Gastric Sleeve Keeps Weight Specter at Bay
Bariatric Surgery Helps Patients Regain Health, Life
Most people consider Halloween the scary holiday. Creepy critters. Ghoulish ghosts. But for Debbie Stephens, one day of the season stands out even more: Thanksgiving. Mashed potatoes. Pumpkin pies. Those are the real spooks that threaten to greet the young grandmother of two on her most daunting holiday.
In March, Stephens, 56, finally made the leap: She had gastric-sleeve bariatric surgery, after being overweight her entire life. "I'm so happy with how I look and how much better I feel," says Stephens, whose life, stifled by embarrassment or immobility, just opened up. "I'm enjoying the heck out of my grandkids now," says the registered nurse and Kiowa resident.

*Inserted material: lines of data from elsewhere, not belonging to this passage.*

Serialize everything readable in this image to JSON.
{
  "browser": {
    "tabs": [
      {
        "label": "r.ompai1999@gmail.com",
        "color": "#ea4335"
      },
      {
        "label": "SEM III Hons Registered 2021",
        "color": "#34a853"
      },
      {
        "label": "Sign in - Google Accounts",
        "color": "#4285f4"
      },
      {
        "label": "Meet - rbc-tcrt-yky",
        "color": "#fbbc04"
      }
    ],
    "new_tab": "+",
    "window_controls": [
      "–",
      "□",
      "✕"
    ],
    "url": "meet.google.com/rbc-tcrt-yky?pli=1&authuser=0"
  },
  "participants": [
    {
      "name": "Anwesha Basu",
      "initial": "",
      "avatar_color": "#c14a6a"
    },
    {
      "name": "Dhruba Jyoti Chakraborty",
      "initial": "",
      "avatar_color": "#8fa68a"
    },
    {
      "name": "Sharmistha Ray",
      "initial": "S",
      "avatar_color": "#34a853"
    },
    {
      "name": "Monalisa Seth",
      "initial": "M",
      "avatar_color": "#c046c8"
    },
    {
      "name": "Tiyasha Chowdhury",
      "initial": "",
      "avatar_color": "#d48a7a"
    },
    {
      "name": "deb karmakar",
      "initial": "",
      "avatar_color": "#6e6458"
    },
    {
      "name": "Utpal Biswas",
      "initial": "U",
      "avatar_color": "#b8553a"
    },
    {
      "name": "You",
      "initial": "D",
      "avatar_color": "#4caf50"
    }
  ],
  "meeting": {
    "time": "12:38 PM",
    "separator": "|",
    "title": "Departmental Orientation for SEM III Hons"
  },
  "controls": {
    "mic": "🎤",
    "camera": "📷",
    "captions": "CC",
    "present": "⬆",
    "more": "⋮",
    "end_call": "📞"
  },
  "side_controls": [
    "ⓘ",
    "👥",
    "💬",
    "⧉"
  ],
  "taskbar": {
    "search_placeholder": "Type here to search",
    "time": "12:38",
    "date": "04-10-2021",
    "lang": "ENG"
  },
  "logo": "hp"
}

"This summer, my granddaughter did not want to play in the sprinkler … she didn't really understand what I was talking about. So I showed her." The moment was so special – Grandma laughing and bouncing through the sprinkler, when months before she could barely walk a flight of stairs – that her daughter videotaped it.
Gastric Sleeve Delivers Results
A few months after her gastric-sleeve procedure, Stephens has dropped more than 75 pounds from her 5' 5" frame, and plans on shedding 35 more pounds. At her heaviest point in life, she was 260 with a body-mass index more than 41 (BMI more than 40 is considered morbidly obese). Just the high BMI – along with the fact that she worked failingly for years with her doctor on weight loss, trying
Debbie Stephens before
diets and medications – made her a prime candidate for bariatric surgery.
Bariatric surgeons will perform these surgical weight-loss procedures on people with BMIs of 35 or higher if they have tried exercise and diet and suffer from weight-related diseases, such as diabetes, sleep apnea, hypertension (high blood pressure) and severe arthritis, according to Dr. Frank Chae of Sky Ridge Medical Center. These life-threatening illnesses are called co-morbidities, and Stephens had them all. A dire family history also prodded Stephens through Dr. Chae’s doors at the Sky Ridge Bariatric Surgery Center of Excellence.
"My father died at 66. His sister, whom I apparently look just like, dropped dead at 50. So I'm considering everything I have right now as bonus time," Stephens says. "When my older brother died at 59, that was my wake-up call." Losing weight can reverse all of these diseases.
"It's the only cure for Type 2 diabetes," Dr. Chae says. "Bariatric surgery is about longevity; it's about saving lives." Stephens was taken completely off of her diabetic medication and requires only half the dose of her hypertension drugs. She also cancelled plans for knee-replacement surgery (another benefit she weighed when opting to go forward with bariatric surgery).